The story mainly follows Elizabeth as she ascends to the throne and the challenges she has to face. “The Crown” also includes her sister Princess Margret, her husband Philip and Prime Minister Winston. The show manages to make family issue interesting, talking about political matters as well to foreign relations.

“It’s the type of show that describes some of the stories and some of the things that go on, but sounds boring, but its not,” junior Mishell Cortez said. 

The establishment of the monarchy in England is represented as preserving and anachronistic, as if they are holding the country back. Each character is shown in with a different way of looking at the world with viewers gravitating towards the cast.

Netflix’s lavish production ticks all the boxes of a royal awards contender craftsmanship, sterling performances and a historical story.”

— Veronica Riddle

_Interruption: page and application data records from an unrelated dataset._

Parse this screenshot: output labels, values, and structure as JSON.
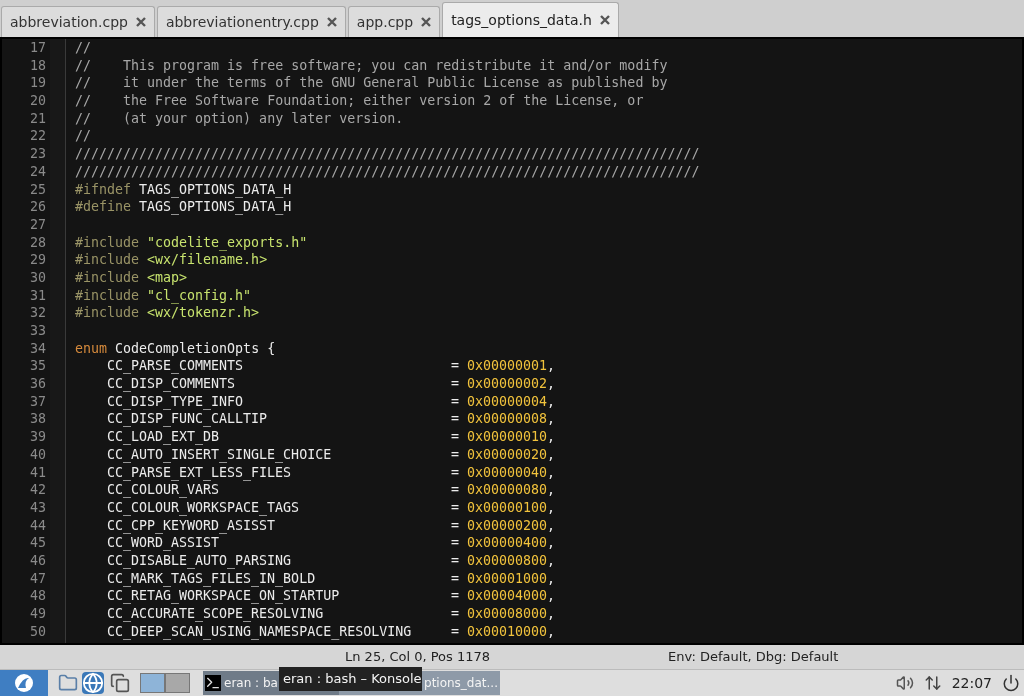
{
  "tabs": [
    {
      "label": "abbreviation.cpp",
      "selected": false
    },
    {
      "label": "abbreviationentry.cpp",
      "selected": false
    },
    {
      "label": "app.cpp",
      "selected": false
    },
    {
      "label": "tags_options_data.h",
      "selected": true
    }
  ],
  "editor": {
    "lines": [
      {
        "kind": "code",
        "n": "17",
        "segs": [
          {
            "kind": "comment",
            "text": "//"
          }
        ]
      },
      {
        "kind": "code",
        "n": "18",
        "segs": [
          {
            "kind": "comment",
            "text": "//    This program is free software; you can redistribute it and/or modify"
          }
        ]
      },
      {
        "kind": "code",
        "n": "19",
        "segs": [
          {
            "kind": "comment",
            "text": "//    it under the terms of the GNU General Public License as published by"
          }
        ]
      },
      {
        "kind": "code",
        "n": "20",
        "segs": [
          {
            "kind": "comment",
            "text": "//    the Free Software Foundation; either version 2 of the License, or"
          }
        ]
      },
      {
        "kind": "code",
        "n": "21",
        "segs": [
          {
            "kind": "comment",
            "text": "//    (at your option) any later version."
          }
        ]
      },
      {
        "kind": "code",
        "n": "22",
        "segs": [
          {
            "kind": "comment",
            "text": "//"
          }
        ]
      },
      {
        "kind": "code",
        "n": "23",
        "segs": [
          {
            "kind": "comment",
            "text": "//////////////////////////////////////////////////////////////////////////////"
          }
        ]
      },
      {
        "kind": "code",
        "n": "24",
        "segs": [
          {
            "kind": "comment",
            "text": "//////////////////////////////////////////////////////////////////////////////"
          }
        ]
      },
      {
        "kind": "code",
        "n": "25",
        "segs": [
          {
            "kind": "preproc",
            "text": "#ifndef"
          },
          {
            "kind": "plain",
            "text": " TAGS_OPTIONS_DATA_H"
          }
        ]
      },
      {
        "kind": "code",
        "n": "26",
        "segs": [
          {
            "kind": "preproc",
            "text": "#define"
          },
          {
            "kind": "plain",
            "text": " TAGS_OPTIONS_DATA_H"
          }
        ]
      },
      {
        "kind": "code",
        "n": "27"
      },
      {
        "kind": "code",
        "n": "28",
        "segs": [
          {
            "kind": "preproc",
            "text": "#include"
          },
          {
            "kind": "string",
            "text": " \"codelite_exports.h\""
          }
        ]
      },
      {
        "kind": "code",
        "n": "29",
        "segs": [
          {
            "kind": "preproc",
            "text": "#include"
          },
          {
            "kind": "string",
            "text": " <wx/filename.h>"
          }
        ]
      },
      {
        "kind": "code",
        "n": "30",
        "segs": [
          {
            "kind": "preproc",
            "text": "#include"
          },
          {
            "kind": "string",
            "text": " <map>"
          }
        ]
      },
      {
        "kind": "code",
        "n": "31",
        "segs": [
          {
            "kind": "preproc",
            "text": "#include"
          },
          {
            "kind": "string",
            "text": " \"cl_config.h\""
          }
        ]
      },
      {
        "kind": "code",
        "n": "32",
        "segs": [
          {
            "kind": "preproc",
            "text": "#include"
          },
          {
            "kind": "string",
            "text": " <wx/tokenzr.h>"
          }
        ]
      },
      {
        "kind": "code",
        "n": "33"
      },
      {
        "kind": "code",
        "n": "34",
        "segs": [
          {
            "kind": "keyword",
            "text": "enum"
          },
          {
            "kind": "plain",
            "text": " CodeCompletionOpts {"
          }
        ]
      },
      {
        "kind": "enum_entry",
        "n": "35",
        "name": "CC_PARSE_COMMENTS",
        "op": "=",
        "value": "0x00000001",
        "comma": ","
      },
      {
        "kind": "enum_entry",
        "n": "36",
        "name": "CC_DISP_COMMENTS",
        "op": "=",
        "value": "0x00000002",
        "comma": ","
      },
      {
        "kind": "enum_entry",
        "n": "37",
        "name": "CC_DISP_TYPE_INFO",
        "op": "=",
        "value": "0x00000004",
        "comma": ","
      },
      {
        "kind": "enum_entry",
        "n": "38",
        "name": "CC_DISP_FUNC_CALLTIP",
        "op": "=",
        "value": "0x00000008",
        "comma": ","
      },
      {
        "kind": "enum_entry",
        "n": "39",
        "name": "CC_LOAD_EXT_DB",
        "op": "=",
        "value": "0x00000010",
        "comma": ","
      },
      {
        "kind": "enum_entry",
        "n": "40",
        "name": "CC_AUTO_INSERT_SINGLE_CHOICE",
        "op": "=",
        "value": "0x00000020",
        "comma": ","
      },
      {
        "kind": "enum_entry",
        "n": "41",
        "name": "CC_PARSE_EXT_LESS_FILES",
        "op": "=",
        "value": "0x00000040",
        "comma": ","
      },
      {
        "kind": "enum_entry",
        "n": "42",
        "name": "CC_COLOUR_VARS",
        "op": "=",
        "value": "0x00000080",
        "comma": ","
      },
      {
        "kind": "enum_entry",
        "n": "43",
        "name": "CC_COLOUR_WORKSPACE_TAGS",
        "op": "=",
        "value": "0x00000100",
        "comma": ","
      },
      {
        "kind": "enum_entry",
        "n": "44",
        "name": "CC_CPP_KEYWORD_ASISST",
        "op": "=",
        "value": "0x00000200",
        "comma": ","
      },
      {
        "kind": "enum_entry",
        "n": "45",
        "name": "CC_WORD_ASSIST",
        "op": "=",
        "value": "0x00000400",
        "comma": ","
      },
      {
        "kind": "enum_entry",
        "n": "46",
        "name": "CC_DISABLE_AUTO_PARSING",
        "op": "=",
        "value": "0x00000800",
        "comma": ","
      },
      {
        "kind": "enum_entry",
        "n": "47",
        "name": "CC_MARK_TAGS_FILES_IN_BOLD",
        "op": "=",
        "value": "0x00001000",
        "comma": ","
      },
      {
        "kind": "enum_entry",
        "n": "48",
        "name": "CC_RETAG_WORKSPACE_ON_STARTUP",
        "op": "=",
        "value": "0x00004000",
        "comma": ","
      },
      {
        "kind": "enum_entry",
        "n": "49",
        "name": "CC_ACCURATE_SCOPE_RESOLVING",
        "op": "=",
        "value": "0x00008000",
        "comma": ","
      },
      {
        "kind": "enum_entry",
        "n": "50",
        "name": "CC_DEEP_SCAN_USING_NAMESPACE_RESOLVING",
        "op": "=",
        "value": "0x00010000",
        "comma": ","
      }
    ]
  },
  "status_bar": {
    "position": "Ln 25, Col 0, Pos 1178",
    "env": "Env: Default, Dbg: Default"
  },
  "taskbar": {
    "tasks": [
      {
        "label": "eran : ba",
        "selected": false
      },
      {
        "label": "ptions_dat...",
        "selected": true
      }
    ],
    "tooltip": "eran : bash – Konsole",
    "clock": "22:07"
  }
}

“There’s not many shows that focus really on the past, and just stay with the past,” Riddle said.

The Queen of England took the throne in 1950, the dark ages as far as gender equality in marriage is concerned. It was commonly held motion that a man was the ‘master’ of his home, out ranking his wife. The series presented this conundrum, and it’s a difficult one for Prince Philip to reconcile.

Weegee said he prefers to bring in skills that students learn that are not necessarily something they would think of as a historical or outdated today.

Some seasons are undeniably sympathetic to Prince Charles and his position within the royal family, essentially waiting for his mother to die to fully realize his role.

“Each episode feels isolated from the ones around it, to the point where no storylines really truly flow through and as a viewer you feel unmoored in time and you’re like,’Wait, where did this come from?,'” Cortez added. 

The story’s visual promotes the early days of the queen’s life. While, delicately imaging what fills in the blanks through drama to a story with no shortage of the facts to create a realistic and modern day connection.

“I really like to try and make everything as applicable as possible to students’ real lives,” history teacher Mitchell Weege said. 

Deep research went into the production including the set, costumes and cast. Giving The Crown”  the title as ‘Netflix’s crown jewel,” according to TIME Magazine. The show plays off of real-life events sticking reasonably close to the truth.

“Like I’m not even British but I wish, because all the characters are so sophisticated. Their costumes and everything it’s like onpoint and it’s like whoa like this is like a $1 million,” Cortez said.

“It’s interesting to see what royalty does to a person,” Riddle added. “They are all historical figures and some are still alive today, so that’s what keeps me interested.”